# SOURCE MATERIAL:
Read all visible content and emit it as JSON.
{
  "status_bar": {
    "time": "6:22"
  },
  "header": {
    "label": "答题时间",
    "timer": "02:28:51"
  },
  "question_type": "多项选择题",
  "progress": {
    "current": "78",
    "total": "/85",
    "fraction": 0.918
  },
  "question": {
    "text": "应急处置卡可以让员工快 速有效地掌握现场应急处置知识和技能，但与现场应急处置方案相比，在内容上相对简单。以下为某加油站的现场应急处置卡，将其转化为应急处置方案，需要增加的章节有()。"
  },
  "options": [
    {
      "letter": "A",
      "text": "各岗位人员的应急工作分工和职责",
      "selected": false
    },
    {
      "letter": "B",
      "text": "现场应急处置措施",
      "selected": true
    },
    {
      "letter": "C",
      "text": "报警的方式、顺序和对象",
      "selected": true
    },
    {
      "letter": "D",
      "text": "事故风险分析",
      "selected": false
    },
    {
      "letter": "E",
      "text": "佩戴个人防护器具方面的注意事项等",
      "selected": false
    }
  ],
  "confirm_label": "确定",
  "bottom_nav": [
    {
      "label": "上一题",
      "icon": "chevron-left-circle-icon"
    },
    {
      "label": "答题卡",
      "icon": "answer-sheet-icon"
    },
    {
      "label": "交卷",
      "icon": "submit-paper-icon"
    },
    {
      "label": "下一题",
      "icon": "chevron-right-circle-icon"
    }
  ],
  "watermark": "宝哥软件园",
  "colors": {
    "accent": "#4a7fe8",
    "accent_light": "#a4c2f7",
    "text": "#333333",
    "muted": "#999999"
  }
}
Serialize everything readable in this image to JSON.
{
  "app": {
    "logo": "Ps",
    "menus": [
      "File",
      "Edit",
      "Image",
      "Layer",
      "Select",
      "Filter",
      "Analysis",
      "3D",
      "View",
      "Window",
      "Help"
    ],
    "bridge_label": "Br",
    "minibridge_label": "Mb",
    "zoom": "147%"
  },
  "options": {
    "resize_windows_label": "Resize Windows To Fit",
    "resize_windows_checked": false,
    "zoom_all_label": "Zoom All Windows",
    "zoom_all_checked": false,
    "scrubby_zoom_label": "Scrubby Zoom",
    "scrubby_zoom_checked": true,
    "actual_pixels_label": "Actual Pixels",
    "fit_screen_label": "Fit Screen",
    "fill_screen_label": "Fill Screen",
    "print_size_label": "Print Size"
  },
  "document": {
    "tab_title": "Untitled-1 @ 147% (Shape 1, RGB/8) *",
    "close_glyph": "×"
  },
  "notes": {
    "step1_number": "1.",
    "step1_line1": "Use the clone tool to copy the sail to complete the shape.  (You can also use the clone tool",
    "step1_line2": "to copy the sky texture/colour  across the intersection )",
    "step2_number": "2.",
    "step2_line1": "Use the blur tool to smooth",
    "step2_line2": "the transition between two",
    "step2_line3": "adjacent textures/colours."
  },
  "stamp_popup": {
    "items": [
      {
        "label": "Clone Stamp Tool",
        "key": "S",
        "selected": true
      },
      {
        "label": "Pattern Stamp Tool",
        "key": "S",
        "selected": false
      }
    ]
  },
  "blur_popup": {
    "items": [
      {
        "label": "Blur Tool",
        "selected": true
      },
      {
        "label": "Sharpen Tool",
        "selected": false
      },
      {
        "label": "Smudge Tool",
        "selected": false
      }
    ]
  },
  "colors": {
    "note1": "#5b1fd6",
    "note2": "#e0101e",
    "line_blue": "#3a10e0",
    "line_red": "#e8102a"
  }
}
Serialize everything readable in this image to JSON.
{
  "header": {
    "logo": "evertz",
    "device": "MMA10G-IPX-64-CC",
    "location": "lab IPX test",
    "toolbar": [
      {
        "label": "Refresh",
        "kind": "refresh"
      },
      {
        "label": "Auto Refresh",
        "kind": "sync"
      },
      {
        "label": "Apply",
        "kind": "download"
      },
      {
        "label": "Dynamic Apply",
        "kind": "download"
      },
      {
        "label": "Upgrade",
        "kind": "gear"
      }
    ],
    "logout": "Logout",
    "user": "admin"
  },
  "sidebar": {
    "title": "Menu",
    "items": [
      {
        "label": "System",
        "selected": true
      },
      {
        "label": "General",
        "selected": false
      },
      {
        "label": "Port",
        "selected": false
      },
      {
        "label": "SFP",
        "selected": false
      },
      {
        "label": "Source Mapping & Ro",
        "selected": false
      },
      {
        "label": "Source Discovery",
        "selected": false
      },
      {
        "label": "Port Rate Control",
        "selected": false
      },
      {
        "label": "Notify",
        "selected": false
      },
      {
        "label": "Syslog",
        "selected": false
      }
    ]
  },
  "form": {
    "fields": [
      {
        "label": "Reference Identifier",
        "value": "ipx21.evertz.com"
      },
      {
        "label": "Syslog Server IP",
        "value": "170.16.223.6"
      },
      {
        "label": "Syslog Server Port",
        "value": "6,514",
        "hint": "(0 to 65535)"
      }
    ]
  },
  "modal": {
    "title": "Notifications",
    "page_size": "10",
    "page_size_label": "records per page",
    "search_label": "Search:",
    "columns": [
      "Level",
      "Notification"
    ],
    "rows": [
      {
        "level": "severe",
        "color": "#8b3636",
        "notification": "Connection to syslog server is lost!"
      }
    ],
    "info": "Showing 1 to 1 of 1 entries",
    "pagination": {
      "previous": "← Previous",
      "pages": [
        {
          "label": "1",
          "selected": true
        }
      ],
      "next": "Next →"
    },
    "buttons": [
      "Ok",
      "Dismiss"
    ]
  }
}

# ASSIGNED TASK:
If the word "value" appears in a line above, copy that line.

# TASK RESPONSE:
        "value": "ipx21.evertz.com"
        "value": "170.16.223.6"
        "value": "6,514",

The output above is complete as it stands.